**Assigned task**
Wherever a line of the data contains "Fairview", copy that line.

**Records shown**
■ ■ ■ ■ ■

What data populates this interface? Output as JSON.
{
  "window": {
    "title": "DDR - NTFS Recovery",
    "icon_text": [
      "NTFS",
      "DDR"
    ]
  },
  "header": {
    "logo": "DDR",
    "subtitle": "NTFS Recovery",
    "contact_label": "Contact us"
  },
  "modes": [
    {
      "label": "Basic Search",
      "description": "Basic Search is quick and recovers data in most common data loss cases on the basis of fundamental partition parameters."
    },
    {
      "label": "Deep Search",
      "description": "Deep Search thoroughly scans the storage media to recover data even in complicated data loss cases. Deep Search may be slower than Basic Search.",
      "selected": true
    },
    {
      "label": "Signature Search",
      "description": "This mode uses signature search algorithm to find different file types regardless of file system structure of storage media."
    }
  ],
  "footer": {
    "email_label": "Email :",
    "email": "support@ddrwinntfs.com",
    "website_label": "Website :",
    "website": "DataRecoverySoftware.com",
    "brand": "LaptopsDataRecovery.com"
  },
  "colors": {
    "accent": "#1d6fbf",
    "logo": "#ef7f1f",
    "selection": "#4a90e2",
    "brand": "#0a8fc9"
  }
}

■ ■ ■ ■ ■

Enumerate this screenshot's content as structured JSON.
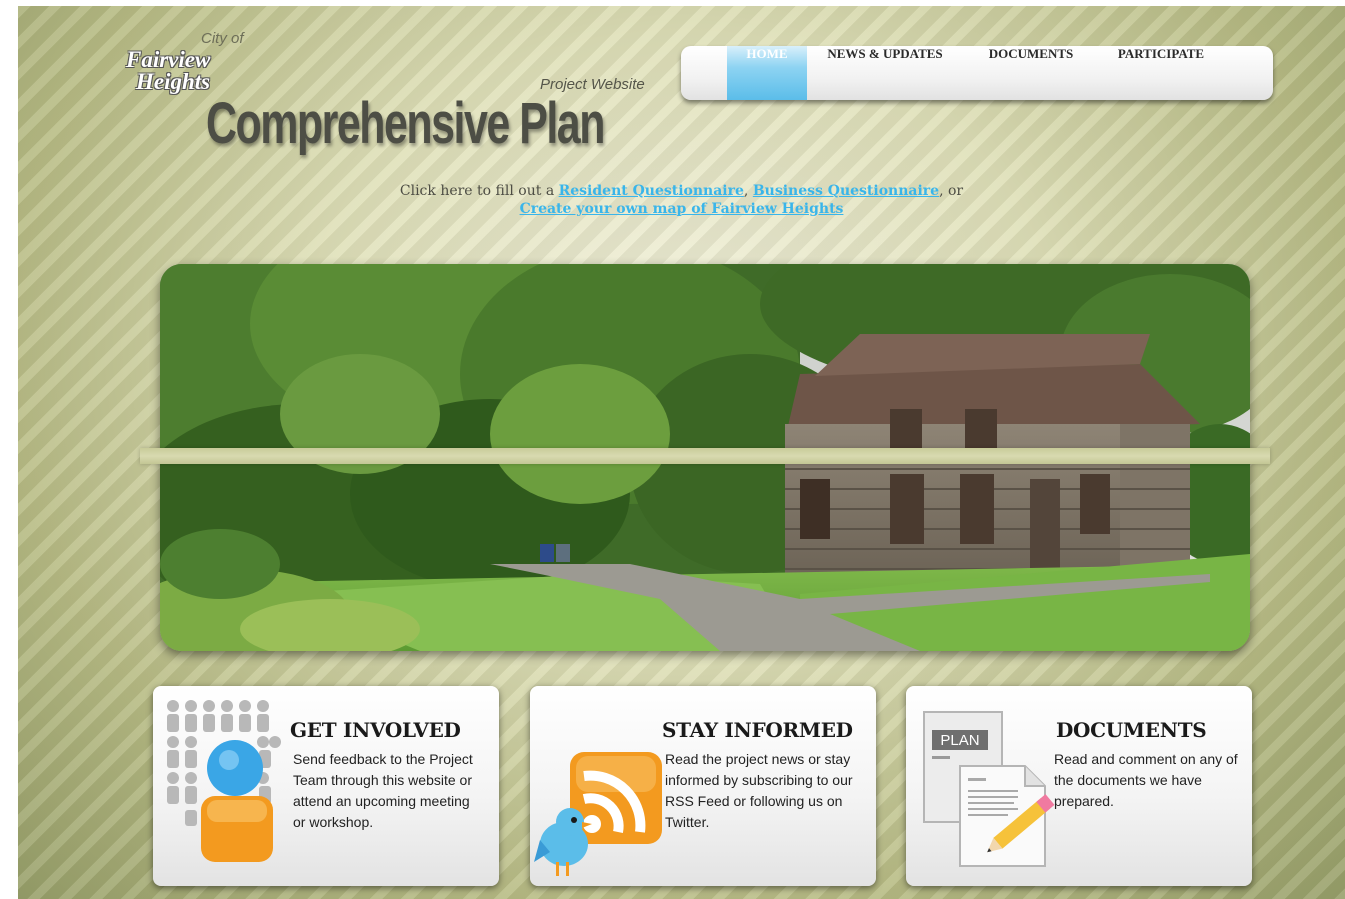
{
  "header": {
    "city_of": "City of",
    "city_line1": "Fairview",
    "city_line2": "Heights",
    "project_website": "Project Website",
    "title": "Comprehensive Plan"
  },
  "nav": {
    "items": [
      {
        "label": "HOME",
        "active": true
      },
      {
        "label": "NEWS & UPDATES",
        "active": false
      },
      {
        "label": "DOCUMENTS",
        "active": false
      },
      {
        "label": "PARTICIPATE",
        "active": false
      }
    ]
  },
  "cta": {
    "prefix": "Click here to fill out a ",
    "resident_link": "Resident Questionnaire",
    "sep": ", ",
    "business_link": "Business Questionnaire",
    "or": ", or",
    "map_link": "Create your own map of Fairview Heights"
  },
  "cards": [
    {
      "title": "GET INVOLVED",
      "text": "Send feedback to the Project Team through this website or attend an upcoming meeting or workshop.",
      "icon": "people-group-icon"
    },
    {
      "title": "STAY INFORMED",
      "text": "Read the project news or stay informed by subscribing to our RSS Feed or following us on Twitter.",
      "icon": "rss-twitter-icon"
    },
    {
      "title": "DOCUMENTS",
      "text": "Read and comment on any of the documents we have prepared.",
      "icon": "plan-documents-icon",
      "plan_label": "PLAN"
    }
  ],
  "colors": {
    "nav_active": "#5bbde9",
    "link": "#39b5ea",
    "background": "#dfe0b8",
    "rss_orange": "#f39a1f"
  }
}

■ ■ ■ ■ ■

**Problem solution**
    "city_line1": "Fairview",
    "map_link": "Create your own map of Fairview Heights"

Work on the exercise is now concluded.